WORK INSTRUCTIONS
Across the data below, how many lines hold "note"? Answer with that number and nothing else.

[Element data from apps and pages]
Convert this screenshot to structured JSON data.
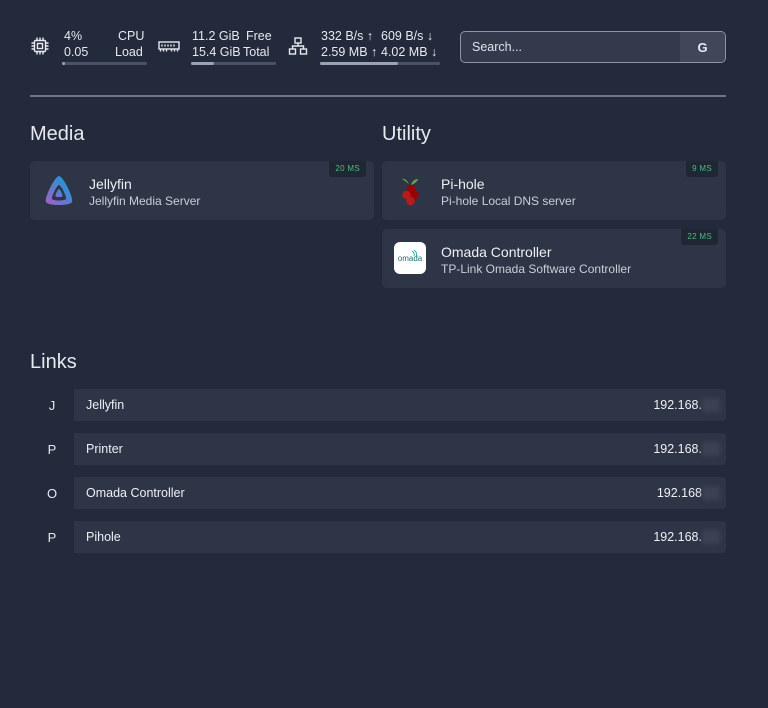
{
  "widgets": {
    "cpu": {
      "percent": "4%",
      "percent_label": "CPU",
      "load": "0.05",
      "load_label": "Load",
      "usage": 0.04,
      "icon": "cpu-icon"
    },
    "memory": {
      "free": "11.2 GiB",
      "free_label": "Free",
      "total": "15.4 GiB",
      "total_label": "Total",
      "usage": 0.27,
      "icon": "memory-icon"
    },
    "network": {
      "up_rate": "332 B/s ↑",
      "down_rate": "609 B/s ↓",
      "up_total": "2.59 MB ↑",
      "down_total": "4.02 MB ↓",
      "usage": 0.65,
      "icon": "network-icon"
    }
  },
  "search": {
    "placeholder": "Search...",
    "button": "G",
    "icon": "google-icon"
  },
  "groups": [
    {
      "title": "Media",
      "services": [
        {
          "name": "Jellyfin",
          "description": "Jellyfin Media Server",
          "ping": "20 MS",
          "icon": "jellyfin-icon"
        }
      ]
    },
    {
      "title": "Utility",
      "services": [
        {
          "name": "Pi-hole",
          "description": "Pi-hole Local DNS server",
          "ping": "9 MS",
          "icon": "pihole-icon"
        },
        {
          "name": "Omada Controller",
          "description": "TP-Link Omada Software Controller",
          "ping": "22 MS",
          "icon": "omada-icon",
          "icon_text": "omada"
        }
      ]
    }
  ],
  "links": {
    "title": "Links",
    "items": [
      {
        "letter": "J",
        "name": "Jellyfin",
        "url": "192.168."
      },
      {
        "letter": "P",
        "name": "Printer",
        "url": "192.168."
      },
      {
        "letter": "O",
        "name": "Omada Controller",
        "url": "192.168"
      },
      {
        "letter": "P",
        "name": "Pihole",
        "url": "192.168."
      }
    ]
  },
  "colors": {
    "background": "#232a3b",
    "card": "#2e3547",
    "ping": "#51b97e"
  }
}
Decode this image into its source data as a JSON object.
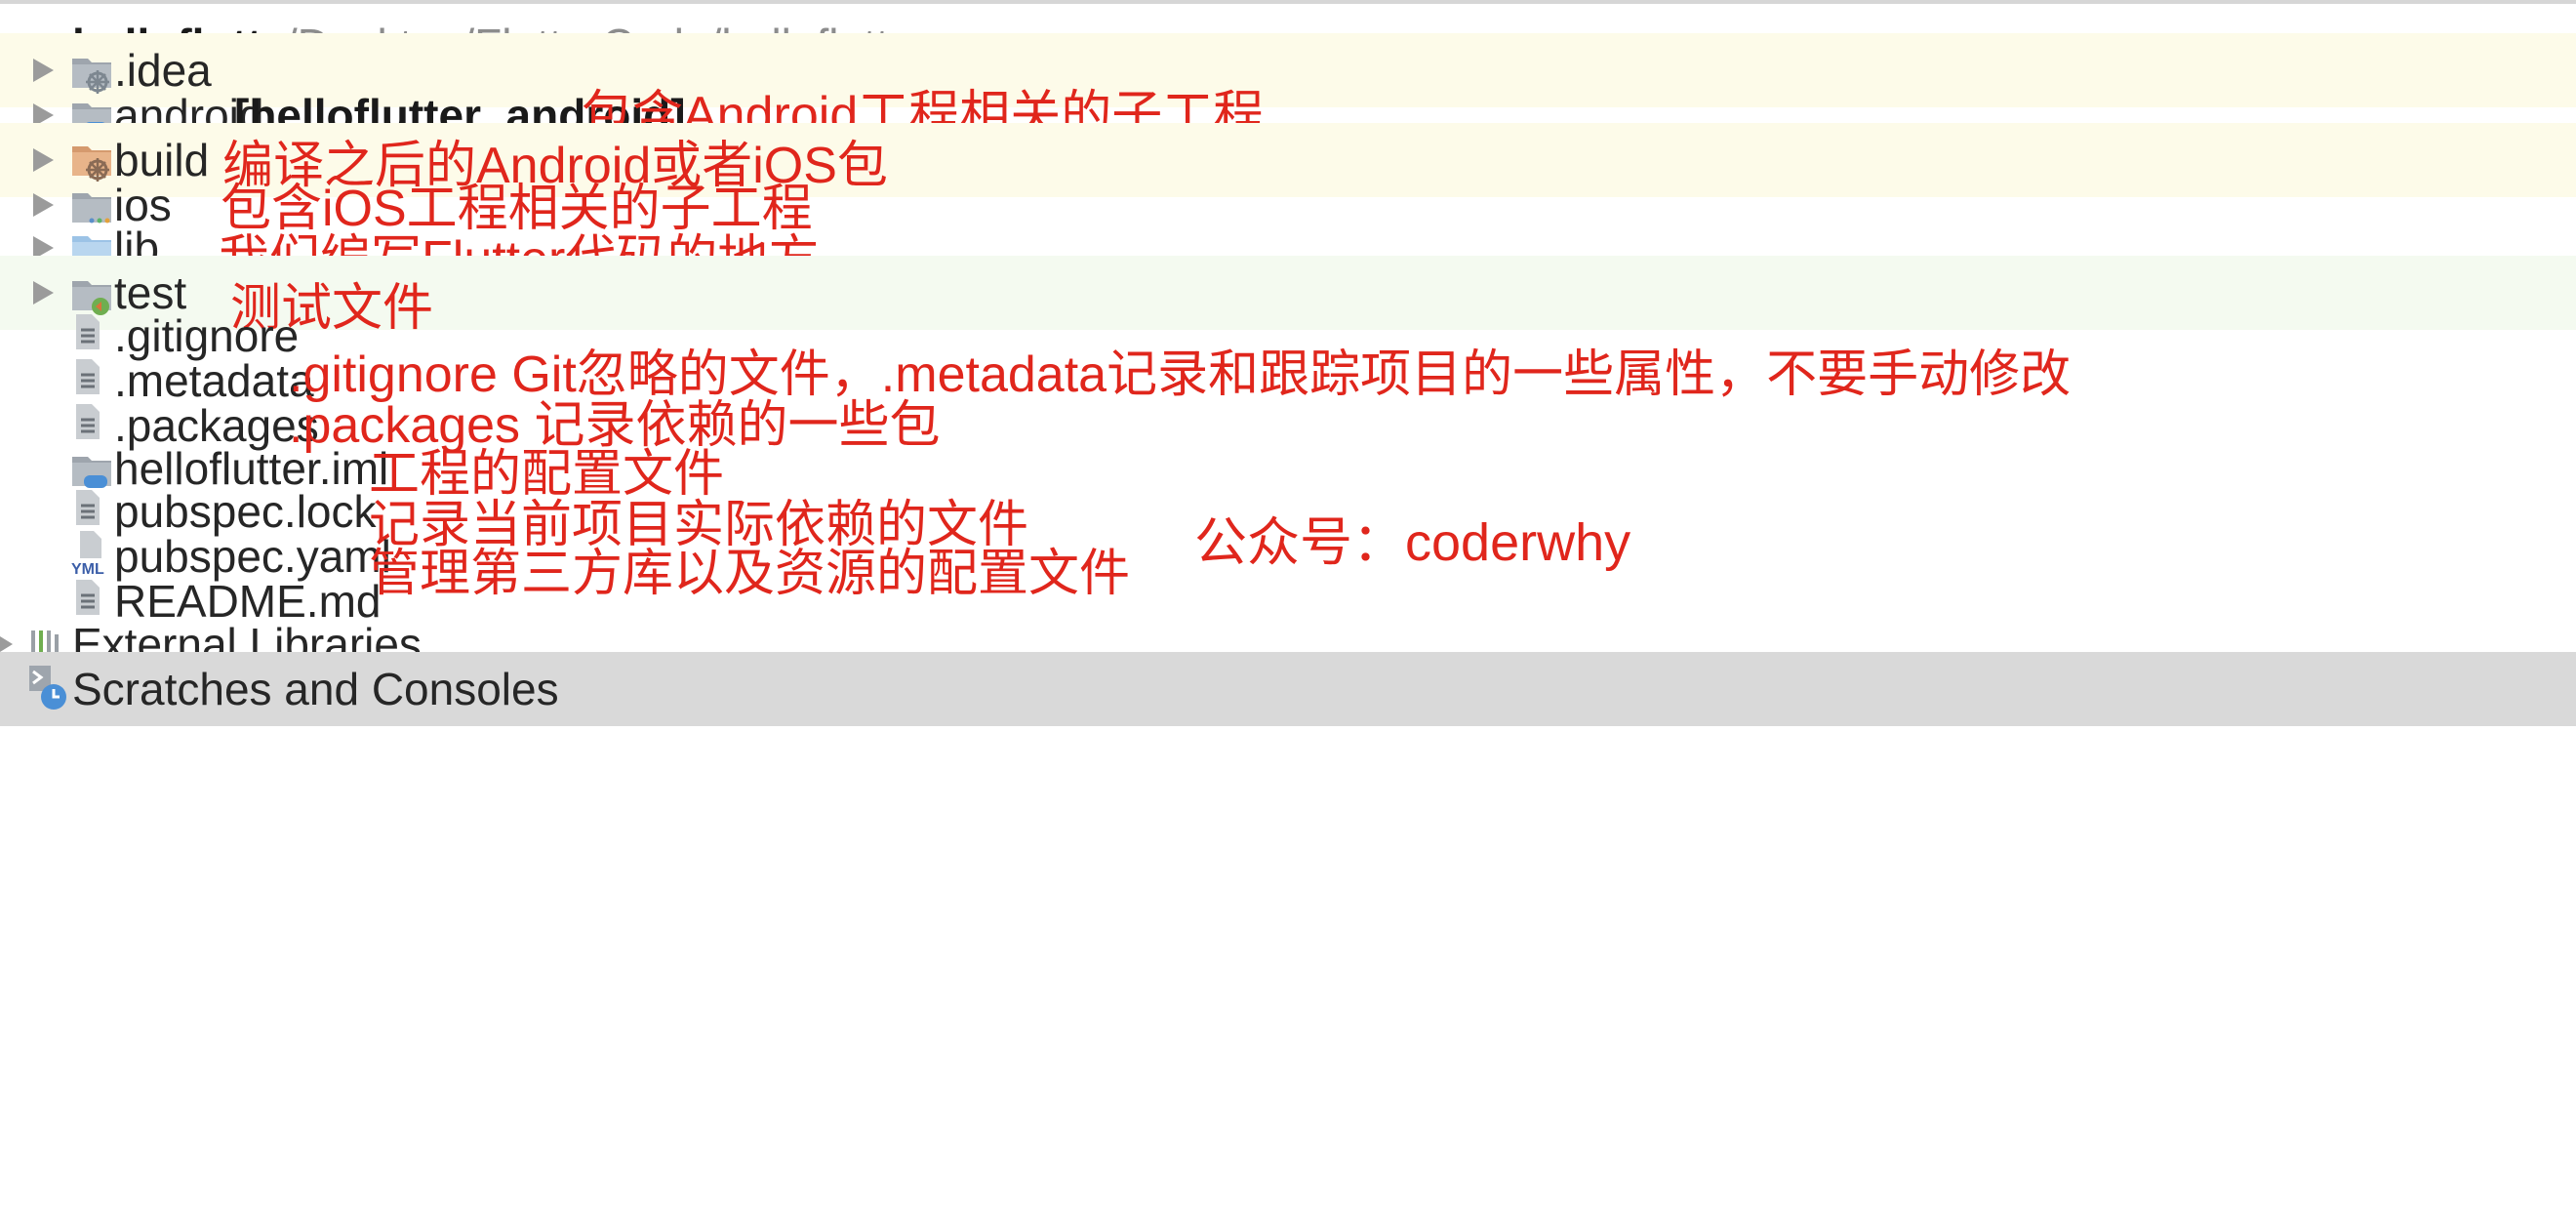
{
  "project": {
    "name": "helloflutter",
    "path": "~/Desktop/FlutterCode/helloflutter"
  },
  "tree": [
    {
      "label": ".idea",
      "module": "",
      "icon": "idea-folder-icon",
      "note": ""
    },
    {
      "label": "android",
      "module": "[helloflutter_android]",
      "icon": "module-folder-icon",
      "note": "包含Android工程相关的子工程"
    },
    {
      "label": "build",
      "icon": "excluded-folder-icon",
      "note": "编译之后的Android或者iOS包"
    },
    {
      "label": "ios",
      "icon": "folder-icon",
      "note": "包含iOS工程相关的子工程"
    },
    {
      "label": "lib",
      "icon": "source-folder-icon",
      "note": "我们编写Flutter代码的地方"
    },
    {
      "label": "test",
      "icon": "test-folder-icon",
      "note": "测试文件"
    },
    {
      "label": ".gitignore",
      "icon": "text-file-icon",
      "note": ".gitignore Git忽略的文件，.metadata记录和跟踪项目的一些属性，不要手动修改"
    },
    {
      "label": ".metadata",
      "icon": "text-file-icon"
    },
    {
      "label": ".packages",
      "icon": "text-file-icon",
      "note": ".packages 记录依赖的一些包"
    },
    {
      "label": "helloflutter.iml",
      "icon": "module-file-icon",
      "note": "工程的配置文件"
    },
    {
      "label": "pubspec.lock",
      "icon": "text-file-icon",
      "note": "记录当前项目实际依赖的文件"
    },
    {
      "label": "pubspec.yaml",
      "icon": "yaml-file-icon",
      "icon_text": "YML",
      "note": "管理第三方库以及资源的配置文件"
    },
    {
      "label": "README.md",
      "icon": "text-file-icon"
    }
  ],
  "external_libraries": "External Libraries",
  "scratches": "Scratches and Consoles",
  "watermark": "公众号：coderwhy",
  "colors": {
    "annotation": "#e0261c",
    "row_highlight_yellow": "#fdfbe9",
    "row_highlight_green": "#f4faf0",
    "row_selected": "#d9d9d9"
  }
}
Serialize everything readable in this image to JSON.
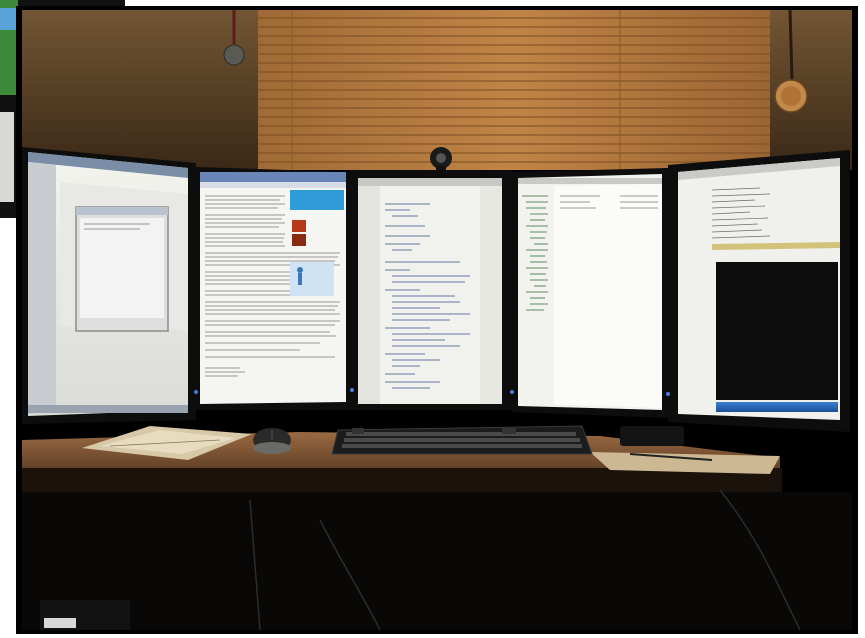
{
  "scene": {
    "colors": {
      "frame": "#000000",
      "wall": "#6b4a2a",
      "blinds": "#b0773d",
      "desk": "#8a5c3a",
      "screen_glow": "#f1f1ec",
      "accent_blue": "#2a5fb2"
    },
    "monitors": [
      {
        "name": "left-monitor"
      },
      {
        "name": "center-left-monitor"
      },
      {
        "name": "center-monitor"
      },
      {
        "name": "center-right-monitor"
      },
      {
        "name": "right-monitor"
      }
    ]
  }
}
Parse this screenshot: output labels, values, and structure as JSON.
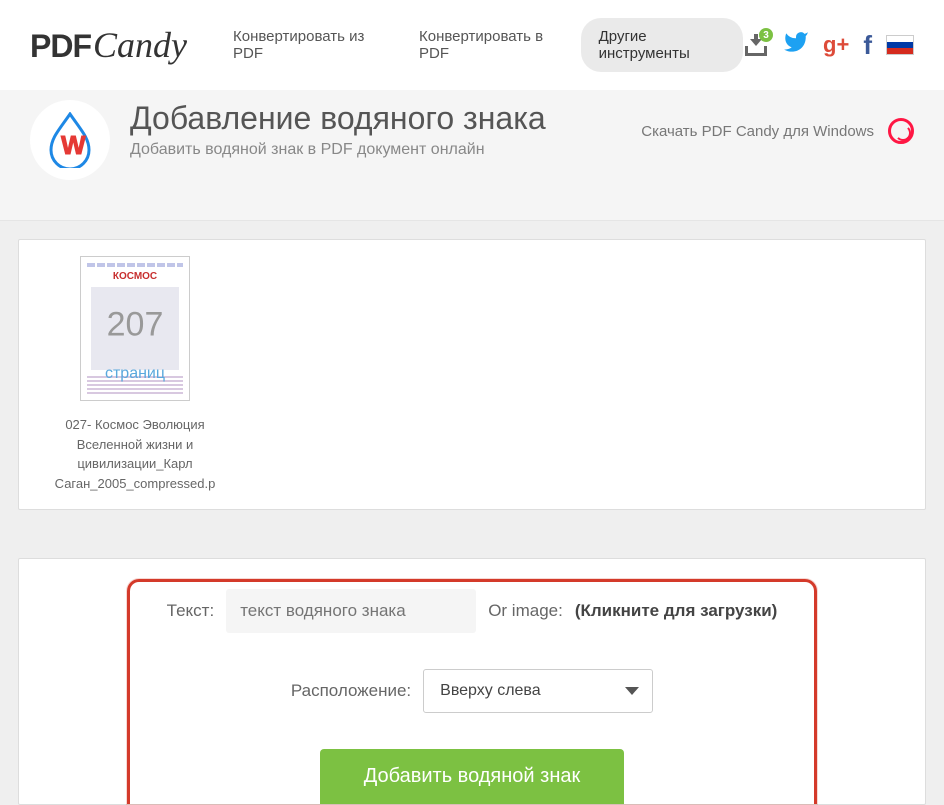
{
  "header": {
    "logo_pdf": "PDF",
    "logo_candy": "Candy",
    "nav": [
      "Конвертировать из PDF",
      "Конвертировать в PDF",
      "Другие инструменты"
    ],
    "active_nav_index": 2,
    "download_badge": "3",
    "social": {
      "gplus": "g+",
      "fb": "f"
    }
  },
  "title": {
    "heading": "Добавление водяного знака",
    "subheading": "Добавить водяной знак в PDF документ онлайн",
    "download_link": "Скачать PDF Candy для Windows"
  },
  "file": {
    "thumb_title": "КОСМОС",
    "page_count": "207",
    "page_label": "страниц",
    "filename": "027- Космос Эволюция Вселенной жизни и цивилизации_Карл Саган_2005_compressed.p"
  },
  "form": {
    "text_label": "Текст:",
    "text_placeholder": "текст водяного знака",
    "or_image_label": "Or image:",
    "click_upload": "(Кликните для загрузки)",
    "position_label": "Расположение:",
    "position_value": "Вверху слева",
    "submit": "Добавить водяной знак"
  }
}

RESULT
11